There are certain telltale signs which let you know you’re in a Noah Baumbach movie: everyone around you is some sort of creative artist, probably a writer, actor, director or dancer. They are all obsessed with living in New York. Distant fathers greet their offspring with the words: “There’s my son.” Nobody can ever find a parking spot. Everybody has just been or is about to be featured in either The New York Times or The New Yorker, the only publications which exist within the Baumbach Cinematic Universe (BCU).
Yet even though he has a tendency to set his films within a particular milieu, Baumbach is at his best when he manages to hone in on that which we can all relate to. Over the course of his almost quarter century career (Noah’s arc, you might say), spread across the 10 narrative features he’s written and directed (plus one, 1997’s Highball, which he disowned) he has done this time and again.
In his 2005 breakout hit The Squid and the Whale, he transformed the pain of his own parents’ divorce into a story that was at once touching, heartfelt and hilarious, and was rewarded with an Oscar nomination for Best Original Screenplay (losing out to unsettling crime drama Crash, which also won Best Picture).

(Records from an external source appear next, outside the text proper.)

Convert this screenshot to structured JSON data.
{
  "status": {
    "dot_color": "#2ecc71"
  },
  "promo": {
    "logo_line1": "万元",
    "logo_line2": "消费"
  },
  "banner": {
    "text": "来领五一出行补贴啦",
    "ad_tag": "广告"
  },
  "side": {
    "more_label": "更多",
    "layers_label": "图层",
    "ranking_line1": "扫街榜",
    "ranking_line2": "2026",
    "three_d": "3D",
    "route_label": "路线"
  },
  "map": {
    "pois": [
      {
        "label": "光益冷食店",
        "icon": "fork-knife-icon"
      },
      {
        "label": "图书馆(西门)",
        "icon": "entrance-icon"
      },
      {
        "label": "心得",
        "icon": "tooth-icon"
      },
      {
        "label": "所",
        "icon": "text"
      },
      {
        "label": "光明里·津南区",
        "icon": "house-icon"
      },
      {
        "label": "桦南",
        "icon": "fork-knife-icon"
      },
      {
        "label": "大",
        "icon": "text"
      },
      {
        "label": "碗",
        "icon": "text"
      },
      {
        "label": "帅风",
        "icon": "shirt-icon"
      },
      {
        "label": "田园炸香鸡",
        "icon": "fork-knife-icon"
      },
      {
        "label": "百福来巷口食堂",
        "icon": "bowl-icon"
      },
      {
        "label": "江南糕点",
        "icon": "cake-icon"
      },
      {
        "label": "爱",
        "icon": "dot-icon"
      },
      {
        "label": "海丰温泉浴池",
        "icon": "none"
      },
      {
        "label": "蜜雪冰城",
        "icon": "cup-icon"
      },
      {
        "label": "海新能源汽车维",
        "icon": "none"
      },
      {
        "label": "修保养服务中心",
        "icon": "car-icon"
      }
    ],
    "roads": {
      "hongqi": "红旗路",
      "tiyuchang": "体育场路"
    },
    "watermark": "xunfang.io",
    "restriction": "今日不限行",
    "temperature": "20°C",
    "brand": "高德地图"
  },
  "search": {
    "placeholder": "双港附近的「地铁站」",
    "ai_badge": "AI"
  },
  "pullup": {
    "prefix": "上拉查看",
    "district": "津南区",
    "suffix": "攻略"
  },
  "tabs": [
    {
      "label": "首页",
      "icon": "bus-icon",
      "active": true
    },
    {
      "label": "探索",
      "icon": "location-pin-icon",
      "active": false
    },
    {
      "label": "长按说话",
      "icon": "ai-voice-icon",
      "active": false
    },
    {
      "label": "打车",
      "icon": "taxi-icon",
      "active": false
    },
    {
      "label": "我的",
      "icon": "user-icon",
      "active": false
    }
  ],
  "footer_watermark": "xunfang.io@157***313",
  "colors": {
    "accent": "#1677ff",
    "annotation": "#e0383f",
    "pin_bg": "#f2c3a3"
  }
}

In his collaborations with partner Greta Gerwig, including 2012’s widely-acclaimed Frances Ha and their criminally-underrated 2015 follow-up Mistress America, he captured the melancholy rush of youth flying by in a way that connected even if you weren’t a part of their specific social group. It’s not as if the BCU isn’t rooted in reality. Shortly after Baumbach and Gerwig first made their relationship public, they were featured together in a joint profile in (where else?) The New Yorker.